Brief
Retype the material below, keeping each line identical.

Stored data

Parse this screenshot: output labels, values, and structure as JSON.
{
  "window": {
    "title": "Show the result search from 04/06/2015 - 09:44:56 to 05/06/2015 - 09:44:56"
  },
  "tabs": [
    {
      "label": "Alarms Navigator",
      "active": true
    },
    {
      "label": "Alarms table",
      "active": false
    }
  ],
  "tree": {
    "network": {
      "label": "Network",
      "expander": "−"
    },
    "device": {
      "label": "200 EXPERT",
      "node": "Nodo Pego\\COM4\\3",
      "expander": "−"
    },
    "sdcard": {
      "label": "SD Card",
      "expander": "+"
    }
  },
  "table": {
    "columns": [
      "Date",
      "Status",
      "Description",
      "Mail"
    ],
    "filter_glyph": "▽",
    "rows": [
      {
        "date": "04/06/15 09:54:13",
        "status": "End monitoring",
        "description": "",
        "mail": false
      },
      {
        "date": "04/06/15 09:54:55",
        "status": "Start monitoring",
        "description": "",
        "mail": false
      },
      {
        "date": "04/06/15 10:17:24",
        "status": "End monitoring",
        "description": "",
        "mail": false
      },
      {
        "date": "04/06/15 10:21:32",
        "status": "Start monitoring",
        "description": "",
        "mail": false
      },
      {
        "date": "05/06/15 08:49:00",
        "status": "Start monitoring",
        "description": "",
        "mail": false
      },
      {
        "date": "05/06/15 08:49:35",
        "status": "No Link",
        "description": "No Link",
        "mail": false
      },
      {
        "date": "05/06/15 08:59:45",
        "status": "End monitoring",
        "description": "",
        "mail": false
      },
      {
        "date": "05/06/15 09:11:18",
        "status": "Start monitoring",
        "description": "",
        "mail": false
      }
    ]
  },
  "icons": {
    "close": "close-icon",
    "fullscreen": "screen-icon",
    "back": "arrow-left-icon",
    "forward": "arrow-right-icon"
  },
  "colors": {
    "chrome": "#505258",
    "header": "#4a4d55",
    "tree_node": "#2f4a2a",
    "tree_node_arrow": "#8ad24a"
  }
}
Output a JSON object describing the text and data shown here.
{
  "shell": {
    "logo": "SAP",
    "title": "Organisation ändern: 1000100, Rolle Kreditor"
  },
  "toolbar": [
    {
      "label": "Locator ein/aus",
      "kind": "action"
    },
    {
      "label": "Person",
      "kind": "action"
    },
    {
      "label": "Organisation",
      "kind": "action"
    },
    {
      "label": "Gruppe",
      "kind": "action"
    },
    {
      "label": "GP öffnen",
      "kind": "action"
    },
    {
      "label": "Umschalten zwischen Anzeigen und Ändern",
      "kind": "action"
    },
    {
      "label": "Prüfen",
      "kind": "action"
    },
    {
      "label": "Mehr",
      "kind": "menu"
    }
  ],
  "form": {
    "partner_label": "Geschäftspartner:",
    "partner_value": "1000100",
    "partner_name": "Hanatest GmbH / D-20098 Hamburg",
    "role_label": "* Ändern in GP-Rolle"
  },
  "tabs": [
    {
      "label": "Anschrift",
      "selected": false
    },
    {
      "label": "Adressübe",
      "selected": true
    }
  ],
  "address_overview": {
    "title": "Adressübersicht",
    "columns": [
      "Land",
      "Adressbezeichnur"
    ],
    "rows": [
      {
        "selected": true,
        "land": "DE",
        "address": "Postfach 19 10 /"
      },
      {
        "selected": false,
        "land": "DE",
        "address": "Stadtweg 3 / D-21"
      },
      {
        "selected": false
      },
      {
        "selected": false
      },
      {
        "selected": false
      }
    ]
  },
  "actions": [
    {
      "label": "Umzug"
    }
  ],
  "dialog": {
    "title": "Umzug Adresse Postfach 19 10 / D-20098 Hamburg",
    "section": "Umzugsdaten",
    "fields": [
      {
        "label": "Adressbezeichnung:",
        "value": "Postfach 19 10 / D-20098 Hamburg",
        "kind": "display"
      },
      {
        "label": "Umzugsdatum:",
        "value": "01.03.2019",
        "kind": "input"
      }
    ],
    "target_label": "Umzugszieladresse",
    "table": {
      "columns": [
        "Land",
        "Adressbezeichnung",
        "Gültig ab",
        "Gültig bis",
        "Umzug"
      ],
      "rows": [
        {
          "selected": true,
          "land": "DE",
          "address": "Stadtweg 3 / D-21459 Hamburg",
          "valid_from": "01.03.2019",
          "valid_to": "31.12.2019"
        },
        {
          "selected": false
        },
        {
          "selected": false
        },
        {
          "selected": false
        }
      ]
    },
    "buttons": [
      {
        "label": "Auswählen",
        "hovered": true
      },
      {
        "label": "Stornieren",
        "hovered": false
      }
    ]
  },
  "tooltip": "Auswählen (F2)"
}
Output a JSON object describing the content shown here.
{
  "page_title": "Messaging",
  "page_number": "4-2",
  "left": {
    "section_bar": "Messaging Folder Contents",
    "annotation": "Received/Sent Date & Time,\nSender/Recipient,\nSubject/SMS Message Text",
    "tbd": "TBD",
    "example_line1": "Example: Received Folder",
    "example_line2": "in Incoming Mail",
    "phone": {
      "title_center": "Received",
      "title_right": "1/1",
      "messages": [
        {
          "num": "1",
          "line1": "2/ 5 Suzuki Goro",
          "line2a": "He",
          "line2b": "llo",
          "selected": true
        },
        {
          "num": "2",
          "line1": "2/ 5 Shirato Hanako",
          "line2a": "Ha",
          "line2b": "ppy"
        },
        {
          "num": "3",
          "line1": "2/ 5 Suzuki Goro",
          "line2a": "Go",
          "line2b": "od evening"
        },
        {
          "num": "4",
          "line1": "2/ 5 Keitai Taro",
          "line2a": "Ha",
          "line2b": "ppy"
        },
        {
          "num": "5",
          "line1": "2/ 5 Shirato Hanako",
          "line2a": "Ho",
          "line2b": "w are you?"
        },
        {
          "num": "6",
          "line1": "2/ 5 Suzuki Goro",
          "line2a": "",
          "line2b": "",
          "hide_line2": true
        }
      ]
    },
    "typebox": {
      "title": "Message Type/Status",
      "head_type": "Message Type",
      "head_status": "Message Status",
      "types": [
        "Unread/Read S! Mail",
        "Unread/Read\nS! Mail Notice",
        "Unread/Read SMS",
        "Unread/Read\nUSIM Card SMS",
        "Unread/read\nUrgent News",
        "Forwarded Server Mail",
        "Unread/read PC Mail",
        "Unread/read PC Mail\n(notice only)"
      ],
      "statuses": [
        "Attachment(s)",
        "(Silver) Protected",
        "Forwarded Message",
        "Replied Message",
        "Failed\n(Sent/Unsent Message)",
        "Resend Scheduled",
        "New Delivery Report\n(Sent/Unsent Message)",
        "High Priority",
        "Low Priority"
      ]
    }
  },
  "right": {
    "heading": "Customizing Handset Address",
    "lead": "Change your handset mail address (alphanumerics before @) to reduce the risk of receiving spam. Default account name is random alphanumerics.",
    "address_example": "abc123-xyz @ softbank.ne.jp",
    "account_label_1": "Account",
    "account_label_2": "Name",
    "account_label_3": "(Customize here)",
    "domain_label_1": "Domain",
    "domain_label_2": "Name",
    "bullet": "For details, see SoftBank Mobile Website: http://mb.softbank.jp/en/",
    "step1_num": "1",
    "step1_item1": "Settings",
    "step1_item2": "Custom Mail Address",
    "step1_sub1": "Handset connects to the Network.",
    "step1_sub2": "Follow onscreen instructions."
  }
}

Task output
Parse this screenshot: output labels, values, and structure as JSON.
{
  "window": {
    "title": "Show the result search from 04/06/2015 - 09:44:56 to 05/06/2015 - 09:44:56"
  },
  "tabs": [
    {
      "label": "Alarms Navigator",
      "active": true
    },
    {
      "label": "Alarms table",
      "active": false
    }
  ],
  "tree": {
    "network": {
      "label": "Network",
      "expander": "−"
    },
    "device": {
      "label": "200 EXPERT",
      "node": "Nodo Pego\\COM4\\3",
      "expander": "−"
    },
    "sdcard": {
      "label": "SD Card",
      "expander": "+"
    }
  },
  "table": {
    "columns": [
      "Date",
      "Status",
      "Description",
      "Mail"
    ],
    "filter_glyph": "▽",
    "rows": [
      {
        "date": "04/06/15 09:54:13",
        "status": "End monitoring",
        "description": "",
        "mail": false
      },
      {
        "date": "04/06/15 09:54:55",
        "status": "Start monitoring",
        "description": "",
        "mail": false
      },
      {
        "date": "04/06/15 10:17:24",
        "status": "End monitoring",
        "description": "",
        "mail": false
      },
      {
        "date": "04/06/15 10:21:32",
        "status": "Start monitoring",
        "description": "",
        "mail": false
      },
      {
        "date": "05/06/15 08:49:00",
        "status": "Start monitoring",
        "description": "",
        "mail": false
      },
      {
        "date": "05/06/15 08:49:35",
        "status": "No Link",
        "description": "No Link",
        "mail": false
      },
      {
        "date": "05/06/15 08:59:45",
        "status": "End monitoring",
        "description": "",
        "mail": false
      },
      {
        "date": "05/06/15 09:11:18",
        "status": "Start monitoring",
        "description": "",
        "mail": false
      }
    ]
  },
  "icons": {
    "close": "close-icon",
    "fullscreen": "screen-icon",
    "back": "arrow-left-icon",
    "forward": "arrow-right-icon"
  },
  "colors": {
    "chrome": "#505258",
    "header": "#4a4d55",
    "tree_node": "#2f4a2a",
    "tree_node_arrow": "#8ad24a"
  }
}
Output a JSON object describing the text and data shown here.
{
  "shell": {
    "logo": "SAP",
    "title": "Organisation ändern: 1000100, Rolle Kreditor"
  },
  "toolbar": [
    {
      "label": "Locator ein/aus",
      "kind": "action"
    },
    {
      "label": "Person",
      "kind": "action"
    },
    {
      "label": "Organisation",
      "kind": "action"
    },
    {
      "label": "Gruppe",
      "kind": "action"
    },
    {
      "label": "GP öffnen",
      "kind": "action"
    },
    {
      "label": "Umschalten zwischen Anzeigen und Ändern",
      "kind": "action"
    },
    {
      "label": "Prüfen",
      "kind": "action"
    },
    {
      "label": "Mehr",
      "kind": "menu"
    }
  ],
  "form": {
    "partner_label": "Geschäftspartner:",
    "partner_value": "1000100",
    "partner_name": "Hanatest GmbH / D-20098 Hamburg",
    "role_label": "* Ändern in GP-Rolle"
  },
  "tabs": [
    {
      "label": "Anschrift",
      "selected": false
    },
    {
      "label": "Adressübe",
      "selected": true
    }
  ],
  "address_overview": {
    "title": "Adressübersicht",
    "columns": [
      "Land",
      "Adressbezeichnur"
    ],
    "rows": [
      {
        "selected": true,
        "land": "DE",
        "address": "Postfach 19 10 /"
      },
      {
        "selected": false,
        "land": "DE",
        "address": "Stadtweg 3 / D-21"
      },
      {
        "selected": false
      },
      {
        "selected": false
      },
      {
        "selected": false
      }
    ]
  },
  "actions": [
    {
      "label": "Umzug"
    }
  ],
  "dialog": {
    "title": "Umzug Adresse Postfach 19 10 / D-20098 Hamburg",
    "section": "Umzugsdaten",
    "fields": [
      {
        "label": "Adressbezeichnung:",
        "value": "Postfach 19 10 / D-20098 Hamburg",
        "kind": "display"
      },
      {
        "label": "Umzugsdatum:",
        "value": "01.03.2019",
        "kind": "input"
      }
    ],
    "target_label": "Umzugszieladresse",
    "table": {
      "columns": [
        "Land",
        "Adressbezeichnung",
        "Gültig ab",
        "Gültig bis",
        "Umzug"
      ],
      "rows": [
        {
          "selected": true,
          "land": "DE",
          "address": "Stadtweg 3 / D-21459 Hamburg",
          "valid_from": "01.03.2019",
          "valid_to": "31.12.2019"
        },
        {
          "selected": false
        },
        {
          "selected": false
        },
        {
          "selected": false
        }
      ]
    },
    "buttons": [
      {
        "label": "Auswählen",
        "hovered": true
      },
      {
        "label": "Stornieren",
        "hovered": false
      }
    ]
  },
  "tooltip": "Auswählen (F2)"
}
Output a JSON object describing the content shown here.
{
  "page_title": "Messaging",
  "page_number": "4-2",
  "left": {
    "section_bar": "Messaging Folder Contents",
    "annotation": "Received/Sent Date & Time,\nSender/Recipient,\nSubject/SMS Message Text",
    "tbd": "TBD",
    "example_line1": "Example: Received Folder",
    "example_line2": "in Incoming Mail",
    "phone": {
      "title_center": "Received",
      "title_right": "1/1",
      "messages": [
        {
          "num": "1",
          "line1": "2/ 5 Suzuki Goro",
          "line2a": "He",
          "line2b": "llo",
          "selected": true
        },
        {
          "num": "2",
          "line1": "2/ 5 Shirato Hanako",
          "line2a": "Ha",
          "line2b": "ppy"
        },
        {
          "num": "3",
          "line1": "2/ 5 Suzuki Goro",
          "line2a": "Go",
          "line2b": "od evening"
        },
        {
          "num": "4",
          "line1": "2/ 5 Keitai Taro",
          "line2a": "Ha",
          "line2b": "ppy"
        },
        {
          "num": "5",
          "line1": "2/ 5 Shirato Hanako",
          "line2a": "Ho",
          "line2b": "w are you?"
        },
        {
          "num": "6",
          "line1": "2/ 5 Suzuki Goro",
          "line2a": "",
          "line2b": "",
          "hide_line2": true
        }
      ]
    },
    "typebox": {
      "title": "Message Type/Status",
      "head_type": "Message Type",
      "head_status": "Message Status",
      "types": [
        "Unread/Read S! Mail",
        "Unread/Read\nS! Mail Notice",
        "Unread/Read SMS",
        "Unread/Read\nUSIM Card SMS",
        "Unread/read\nUrgent News",
        "Forwarded Server Mail",
        "Unread/read PC Mail",
        "Unread/read PC Mail\n(notice only)"
      ],
      "statuses": [
        "Attachment(s)",
        "(Silver) Protected",
        "Forwarded Message",
        "Replied Message",
        "Failed\n(Sent/Unsent Message)",
        "Resend Scheduled",
        "New Delivery Report\n(Sent/Unsent Message)",
        "High Priority",
        "Low Priority"
      ]
    }
  },
  "right": {
    "heading": "Customizing Handset Address",
    "lead": "Change your handset mail address (alphanumerics before @) to reduce the risk of receiving spam. Default account name is random alphanumerics.",
    "address_example": "abc123-xyz @ softbank.ne.jp",
    "account_label_1": "Account",
    "account_label_2": "Name",
    "account_label_3": "(Customize here)",
    "domain_label_1": "Domain",
    "domain_label_2": "Name",
    "bullet": "For details, see SoftBank Mobile Website: http://mb.softbank.jp/en/",
    "step1_num": "1",
    "step1_item1": "Settings",
    "step1_item2": "Custom Mail Address",
    "step1_sub1": "Handset connects to the Network.",
    "step1_sub2": "Follow onscreen instructions."
  }
}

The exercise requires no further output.